Exercise details ::
Only the lines with "name" in them need to be copied from the listing.

Extracted material ::
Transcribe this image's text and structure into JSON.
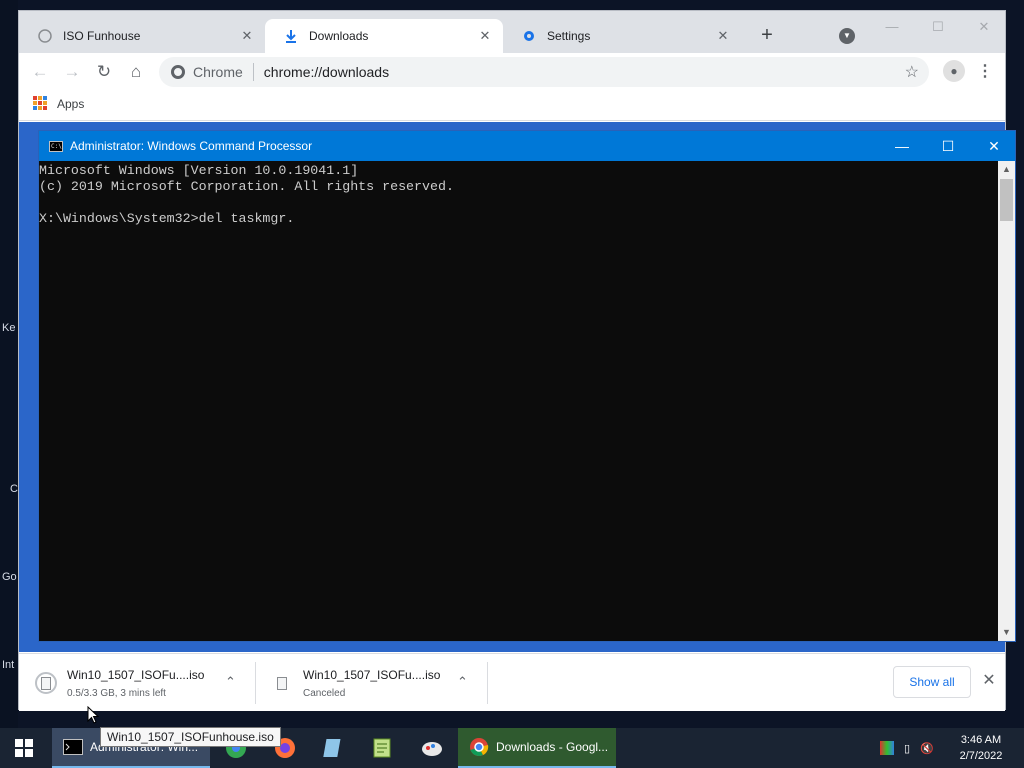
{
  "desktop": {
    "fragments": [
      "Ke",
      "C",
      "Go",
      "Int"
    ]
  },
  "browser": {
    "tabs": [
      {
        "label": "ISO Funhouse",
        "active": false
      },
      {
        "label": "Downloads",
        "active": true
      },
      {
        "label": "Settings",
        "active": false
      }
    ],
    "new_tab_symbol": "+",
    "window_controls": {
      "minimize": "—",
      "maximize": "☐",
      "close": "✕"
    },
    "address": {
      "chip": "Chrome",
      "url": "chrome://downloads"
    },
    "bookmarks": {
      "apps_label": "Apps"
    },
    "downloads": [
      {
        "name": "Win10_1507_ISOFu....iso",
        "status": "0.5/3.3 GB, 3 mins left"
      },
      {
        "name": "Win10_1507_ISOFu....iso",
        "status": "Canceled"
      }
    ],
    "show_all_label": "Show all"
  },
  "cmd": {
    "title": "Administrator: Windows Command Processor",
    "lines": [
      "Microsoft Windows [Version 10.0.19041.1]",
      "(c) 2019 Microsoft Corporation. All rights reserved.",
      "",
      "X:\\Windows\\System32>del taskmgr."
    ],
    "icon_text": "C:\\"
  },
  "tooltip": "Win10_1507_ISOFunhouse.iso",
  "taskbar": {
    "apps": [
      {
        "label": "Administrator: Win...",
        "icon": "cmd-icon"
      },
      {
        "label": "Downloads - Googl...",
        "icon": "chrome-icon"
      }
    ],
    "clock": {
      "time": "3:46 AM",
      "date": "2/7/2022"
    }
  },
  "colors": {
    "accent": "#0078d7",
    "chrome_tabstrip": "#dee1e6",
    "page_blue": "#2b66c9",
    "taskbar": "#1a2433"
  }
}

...

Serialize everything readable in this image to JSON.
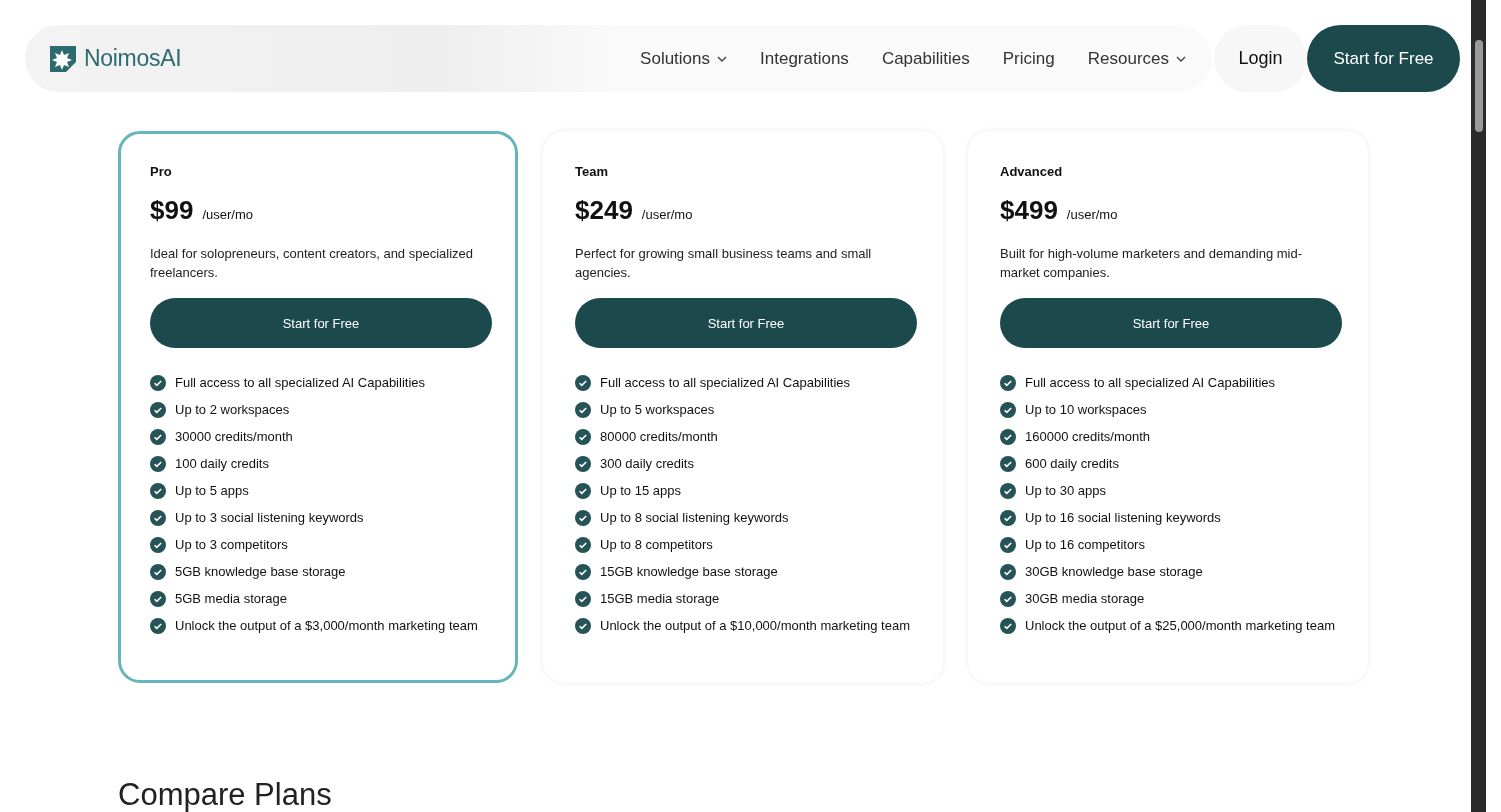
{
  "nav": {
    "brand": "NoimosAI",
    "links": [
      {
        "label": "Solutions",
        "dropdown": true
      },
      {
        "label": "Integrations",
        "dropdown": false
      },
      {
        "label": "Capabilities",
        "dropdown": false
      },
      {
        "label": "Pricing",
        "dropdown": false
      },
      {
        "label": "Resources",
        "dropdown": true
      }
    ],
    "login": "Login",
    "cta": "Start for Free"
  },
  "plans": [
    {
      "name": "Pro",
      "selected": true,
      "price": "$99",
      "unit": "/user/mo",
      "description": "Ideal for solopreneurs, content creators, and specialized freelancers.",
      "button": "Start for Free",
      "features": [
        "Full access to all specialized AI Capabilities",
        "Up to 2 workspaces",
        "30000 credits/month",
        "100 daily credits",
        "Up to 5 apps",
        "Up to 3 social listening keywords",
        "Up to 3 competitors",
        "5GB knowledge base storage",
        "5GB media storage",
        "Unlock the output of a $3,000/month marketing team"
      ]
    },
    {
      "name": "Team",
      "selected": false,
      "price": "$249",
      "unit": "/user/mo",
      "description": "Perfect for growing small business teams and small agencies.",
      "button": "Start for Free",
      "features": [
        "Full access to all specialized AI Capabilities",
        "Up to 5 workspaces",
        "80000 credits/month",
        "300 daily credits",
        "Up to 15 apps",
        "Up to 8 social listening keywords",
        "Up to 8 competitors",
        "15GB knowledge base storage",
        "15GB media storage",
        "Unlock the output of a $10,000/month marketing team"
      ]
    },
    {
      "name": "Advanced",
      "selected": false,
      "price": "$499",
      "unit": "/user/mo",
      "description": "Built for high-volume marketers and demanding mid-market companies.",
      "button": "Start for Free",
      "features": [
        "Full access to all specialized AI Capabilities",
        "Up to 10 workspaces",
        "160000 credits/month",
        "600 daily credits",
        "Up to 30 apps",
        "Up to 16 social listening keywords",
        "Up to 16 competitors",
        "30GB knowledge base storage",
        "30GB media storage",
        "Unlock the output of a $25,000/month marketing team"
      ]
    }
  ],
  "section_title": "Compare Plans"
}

Task answer ::
        "name": "Win10_1507_ISOFu....iso",
        "name": "Win10_1507_ISOFu....iso",
      "name": "Pro",
      "name": "Team",
      "name": "Advanced",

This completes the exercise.